It’s the fierce competition private companies will face when choosing a lease accounting software in time for setup, training, and implementation.
When the FASB reconsidered the effective date for lease compliance, the top factors it cited for its decision were:
- Availability of resources
- Time required to educate staff
- Opportunity to learn from implementation issues described in large public company filings and SEC comment letters
- Application of difficult transition guidance
- Challenges in the development of IT system solutions, IT expertise, and effective business solutions and internal controls
Two out of the five reasons for delaying compliance (lack of resources and challenges in development) have to do with a gap in what boils down to - essentially - man-power.
There’s just not enough knowledgeable and capable people available to get the job done on time for everyone.
There’s a shocking lack of lease accounting software choices on the market today. In fact, there are only 20 options in the United States that are trusted by top companies.
Let’s say you wait six months down the road to get started on your FASB ASC 842 plan. You don’t have a large lease portfolio, so you think waiting is no big deal. However, what’s happened is that all the other private companies have taken the open spots in the lease accounting software world.
These software companies have no choice but to leave you high and dry.
The bottom line is, you must choose a software now, or risk not having one at all.
Those who are at the back of the line gamble with not being compliant in time. Or they’ll have to do the calculations manually via Excel, which has proven to be unsuccessful.
The FASB has warned that software companies have not kept pace with developing features to match the new standards in enough time to support the deadlines. Although this is generally true, what most experts miss about vendors is significant: There’s just not enough to support the demand.
Conclusion: Don’t Get Left Behind
There are a lot of reasons why you should care about FASB ASC 842 implementation.

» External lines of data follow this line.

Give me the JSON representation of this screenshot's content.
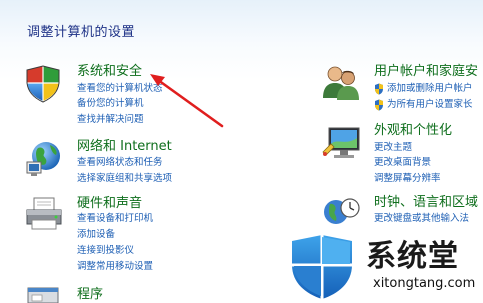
{
  "page_title": "调整计算机的设置",
  "categories": [
    {
      "icon": "system-security-shield-icon",
      "title": "系统和安全",
      "links": [
        "查看您的计算机状态",
        "备份您的计算机",
        "查找并解决问题"
      ]
    },
    {
      "icon": "network-globe-icon",
      "title": "网络和 Internet",
      "links": [
        "查看网络状态和任务",
        "选择家庭组和共享选项"
      ]
    },
    {
      "icon": "printer-icon",
      "title": "硬件和声音",
      "links": [
        "查看设备和打印机",
        "添加设备",
        "连接到投影仪",
        "调整常用移动设置"
      ]
    },
    {
      "icon": "programs-icon",
      "title": "程序",
      "links": []
    },
    {
      "icon": "users-icon",
      "title": "用户帐户和家庭安",
      "links": [
        "添加或删除用户帐户",
        "为所有用户设置家长"
      ]
    },
    {
      "icon": "appearance-monitor-icon",
      "title": "外观和个性化",
      "links": [
        "更改主题",
        "更改桌面背景",
        "调整屏幕分辨率"
      ]
    },
    {
      "icon": "clock-language-globe-icon",
      "title": "时钟、语言和区域",
      "links": [
        "更改键盘或其他输入法"
      ]
    }
  ],
  "watermark": {
    "brand": "系统堂",
    "url": "xitongtang.com",
    "logo": "windows-shield-logo"
  },
  "colors": {
    "title_text": "#1e3287",
    "category_title": "#0e6e1c",
    "link": "#1e5fb4",
    "annotation_arrow": "#e01e1e"
  }
}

“It's imperative that companies spend the time now to identify the right project management, staff involvement and technology to avoid any unforeseen issues as well as the increased costs of implementation caused by waiting until the last moment,” says Stevenson.
One of the biggest reasons to take heed is one a lot of industry experts didn’t even see coming: The severe shortage of software providers compared to the demand of private companies.
One of the most beneficial things you can do for your company is ignore the false sense of security brought on by the deadline change and start implementation now.
Taking action early will ensure you’re set up with the best lease accounting software.
At AMTdirect, we have over 20 years of experience perfecting our lease accounting software. Our compliance features are fully developed and tested, so you never have to worry about accurate reports. And our team of experts understands the nuances of the new lease accounting standards and how to execute them in the least amount of time, effort and expense.